NORTH PERTH – It’s a project that there has been a lot of talk about for the past few years and on Aug. 19, Ryan Erb, executive director of the United Way Perth Huron, said there is good news and progress as far as the development of the North Perth Community Hub is concerned.
“I’ll begin that by telling you the story of what we are calling the Community Renewal Company,” he said. “United Way is incubating a new program for our region… We haven’t decided whether it will be a program of the United Way longer-term or stand-alone charity. It will concentrate on building capital projects for our region that are the kinds of projects a developer wouldn’t take on because they don’t make enough money for a developer to do but there is still a need.”
Erb said these projects will include things like community hubs because they are not likely to break even, but they are still important to the community.
He also mentioned housing as a possible project the Community Renewal Company would undertake because there is not enough attainable housing for people to live and work in the region.
“Affordable housing for people who have a little bit lower income in our region is a problem,” said Erb. “Also supportive housing for people who have lower income and also need supports from social service agencies to do well, whether that’s support from an addictions agency or a mental health agency – those kinds of things. So the community renewal company potentially will be looking to try to help to improve the housing situation as well.”
He circled the conversation back to the community hub project in North Perth.
“We are now looking at the project and we’re having conversations with our friends at the library and the municipality to talk about how we might add housing to the project,” said Erb. “That’s the really big change. You know we haven’t decided what, how many or exactly how it would work but we’re hoping there will be some kind of rental housing in the project as well.”
What he said they are imagining right now is that the library will be rebuilt, ensuring that the historical Carnegie Library portion remains.
“The 1990 building probably we would be having to tear that down and rebuild,” said Erb. “I think it’s known… it’s costing the municipality so much money to operate that they need to do something significant with that building.
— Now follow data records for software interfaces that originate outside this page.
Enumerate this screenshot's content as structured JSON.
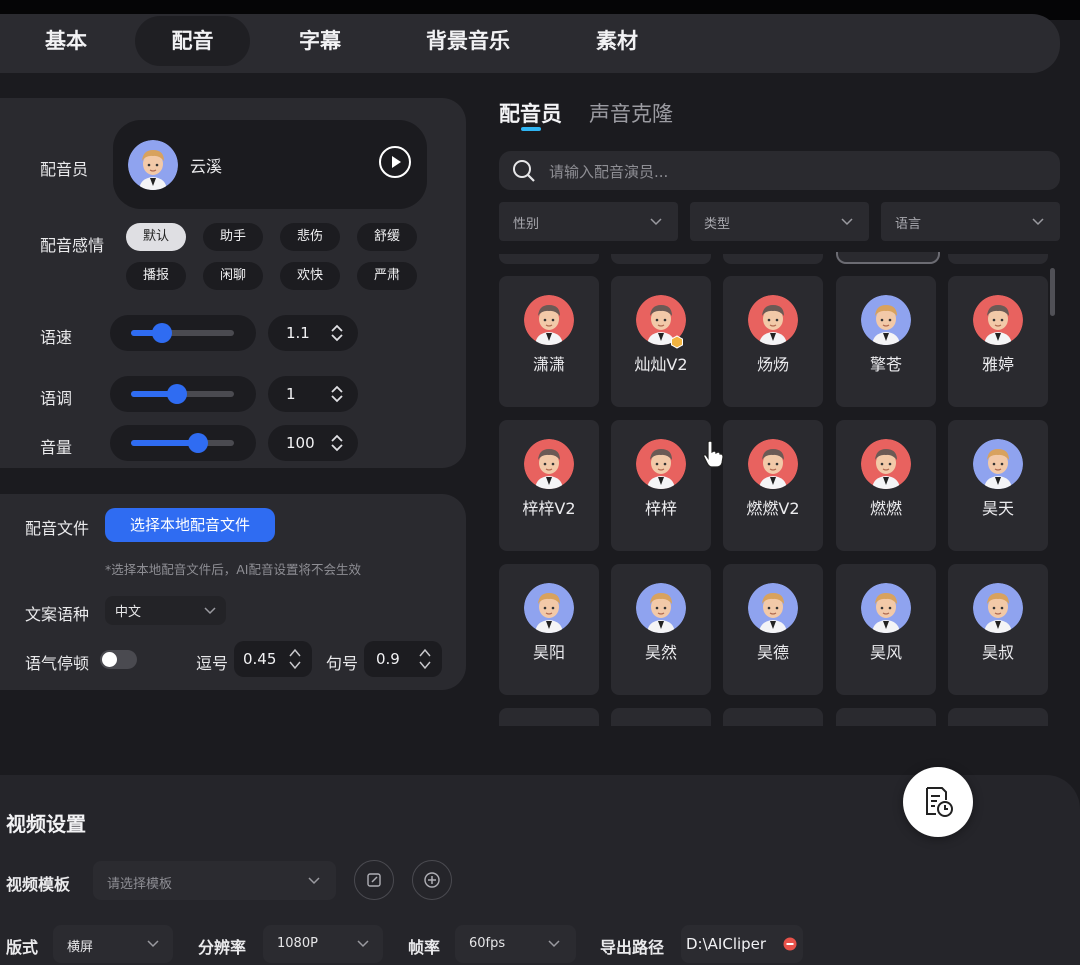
{
  "tabs": [
    "基本",
    "配音",
    "字幕",
    "背景音乐",
    "素材"
  ],
  "voice_panel": {
    "voice_label": "配音员",
    "voice_name": "云溪",
    "emotion_label": "配音感情",
    "emotions": [
      "默认",
      "助手",
      "悲伤",
      "舒缓",
      "播报",
      "闲聊",
      "欢快",
      "严肃"
    ],
    "selected_emotion": "默认",
    "speed_label": "语速",
    "speed_value": "1.1",
    "speed_level": 0.3,
    "pitch_label": "语调",
    "pitch_value": "1",
    "pitch_level": 0.45,
    "volume_label": "音量",
    "volume_value": "100",
    "volume_level": 0.65
  },
  "file_panel": {
    "file_label": "配音文件",
    "file_button": "选择本地配音文件",
    "hint": "*选择本地配音文件后，AI配音设置将不会生效",
    "lang_label": "文案语种",
    "lang_value": "中文",
    "pause_label": "语气停顿",
    "pause_on": false,
    "comma_label": "逗号",
    "comma_value": "0.45",
    "period_label": "句号",
    "period_value": "0.9"
  },
  "right_panel": {
    "tabs": [
      "配音员",
      "声音克隆"
    ],
    "search_placeholder": "请输入配音演员...",
    "filters": [
      "性别",
      "类型",
      "语言"
    ],
    "voices": [
      {
        "name": "潇潇",
        "gender": "female",
        "badge": false
      },
      {
        "name": "灿灿V2",
        "gender": "female",
        "badge": true
      },
      {
        "name": "炀炀",
        "gender": "female",
        "badge": false
      },
      {
        "name": "擎苍",
        "gender": "male",
        "badge": false
      },
      {
        "name": "雅婷",
        "gender": "female",
        "badge": false
      },
      {
        "name": "梓梓V2",
        "gender": "female",
        "badge": false
      },
      {
        "name": "梓梓",
        "gender": "female",
        "badge": false
      },
      {
        "name": "燃燃V2",
        "gender": "female",
        "badge": false
      },
      {
        "name": "燃燃",
        "gender": "female",
        "badge": false
      },
      {
        "name": "昊天",
        "gender": "male",
        "badge": false
      },
      {
        "name": "昊阳",
        "gender": "male",
        "badge": false
      },
      {
        "name": "昊然",
        "gender": "male",
        "badge": false
      },
      {
        "name": "昊德",
        "gender": "male",
        "badge": false
      },
      {
        "name": "昊风",
        "gender": "male",
        "badge": false
      },
      {
        "name": "昊叔",
        "gender": "male",
        "badge": false
      }
    ]
  },
  "video_settings": {
    "title": "视频设置",
    "template_label": "视频模板",
    "template_placeholder": "请选择模板",
    "layout_label": "版式",
    "layout_value": "横屏",
    "resolution_label": "分辨率",
    "resolution_value": "1080P",
    "fps_label": "帧率",
    "fps_value": "60fps",
    "export_label": "导出路径",
    "export_value": "D:\\AICliper"
  },
  "colors": {
    "accent": "#2f6cf2",
    "female_avatar_bg": "#e8625f",
    "male_avatar_bg": "#8fa3ef"
  }
}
So we would end up with a new library.”
Helen Dowd, United Way’s manager of community development for North Perth, said they are meeting with the Health Unit, the Salvation Army for the food bank, and several smaller agencies that are interested in one or two days a week at the community hub.
“Perhaps the City of Stratford, they would have their own dedicated office there (for social services),” she said. “There is good interest in that… There are at least 12 agencies that have signed on.”
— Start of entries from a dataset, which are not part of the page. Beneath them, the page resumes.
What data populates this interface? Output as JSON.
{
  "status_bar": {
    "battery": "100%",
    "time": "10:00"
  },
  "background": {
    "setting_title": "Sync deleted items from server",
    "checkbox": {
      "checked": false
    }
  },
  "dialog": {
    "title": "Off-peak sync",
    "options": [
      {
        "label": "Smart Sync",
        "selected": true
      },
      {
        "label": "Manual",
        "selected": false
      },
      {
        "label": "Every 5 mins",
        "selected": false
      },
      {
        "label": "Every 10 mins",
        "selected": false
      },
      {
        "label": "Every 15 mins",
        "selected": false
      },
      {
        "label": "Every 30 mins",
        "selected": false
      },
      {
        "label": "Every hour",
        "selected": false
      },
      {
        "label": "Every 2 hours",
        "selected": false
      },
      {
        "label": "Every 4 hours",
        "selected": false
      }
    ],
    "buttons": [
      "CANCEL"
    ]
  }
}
Erb said they are working with the architects that worked on the first drafts a few years ago to redesign now with all these elements included.
“What we anticipate happening is after we receive the designs… there will be a consultation period with all the partners to make sure we are getting it right over the next couple of months, he said. “We hope then to begin to talk to the municipality about the project again so it’s going to come back to council at that point. Sometime in the fall, I would say. If council remains on board we will hopefully be moving ahead.”
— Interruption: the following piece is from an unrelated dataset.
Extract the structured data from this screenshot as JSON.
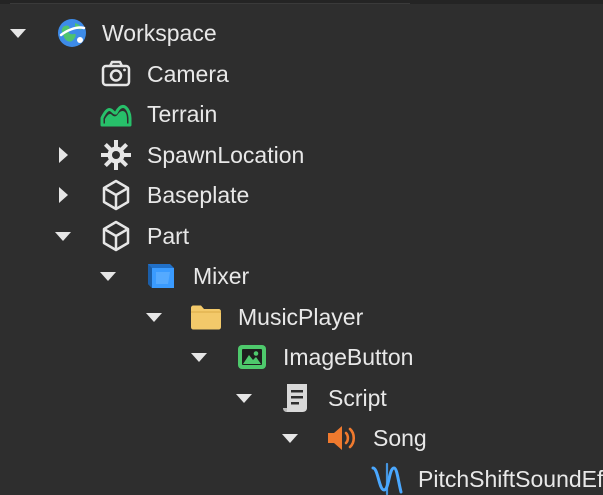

According to Erb, it’s hard to say what the timeline is.
“It’s still going to be a couple of years for sure but we would be moving into a time when we would be raising money locally for the project,” he said. “We’re also hoping to offer an investment option – I’m not sure if you have ever heard of a community bond before but it would be something like people investing in the project but getting a rate of return a wee bit better than a GIC.”
They will also be seeking donations and they anticipate being able to secure some grants related to the project.
“Of course there will be some traditional financing that happens perhaps through the Canadian Mortgage and Housing Corporation because we’re putting housing into it,” said Erb. “We’re hoping it will qualify for what they call ‘patient capital.’”
That’s basically a 50-year expectation on a low-interest loan for a significant portion of the building.
“Then there will be tenants in the building so hopefully it generates enough funds to make it sustainable,” he said.
The hope is that the new build will happen in the same location where the Listowel library is now.
“One of the reasons why that is possible is because there is additional municipal parking across the road,” said Erb. “They purchased it from Spinrite. It’s on the south side of the library. So that was part of the thinking behind purchasing that parking to make it possible that the project could expand some.”
Dowd said they are looking at building everything environmentally-friendly which should make it inexpensive for people to pay their hydro bills. She also said they are looking at having it be “silver friendly.”
“That was new terminology to me – making things seniors friendly, that’s very important because Huron and Perth have more seniors per average than the rest of the province,” she said. “So these are all things that we’re going in with our eyes wide open on.”
Erb said they want to make sure that people understand it’s still an emerging conversation, not a done deal.
“We don’t want to give people the impression that we’re jumping the gun on due process but we also want to be very transparent with the public and let them know that this is what the plans are and many partners are trying to work together because we think this solves a lot of issues – access to services is why we got into the hub thing in the first place for the community,” he said. “Number two, it solves the challenge that the municipality has with its library facility. (There will be) a lot of work when it has to be done.
“It’s going to cost the taxpayers a lot of money but this is a longer-term solution that hopefully would cost less in the longer term.”
The third point Erb emphasized is that they know there is such a challenge to find rental housing in the region and they think this can be part of the solution.
Colin Burrowes, Local Journalism Initiative Reporter, Listowel Banner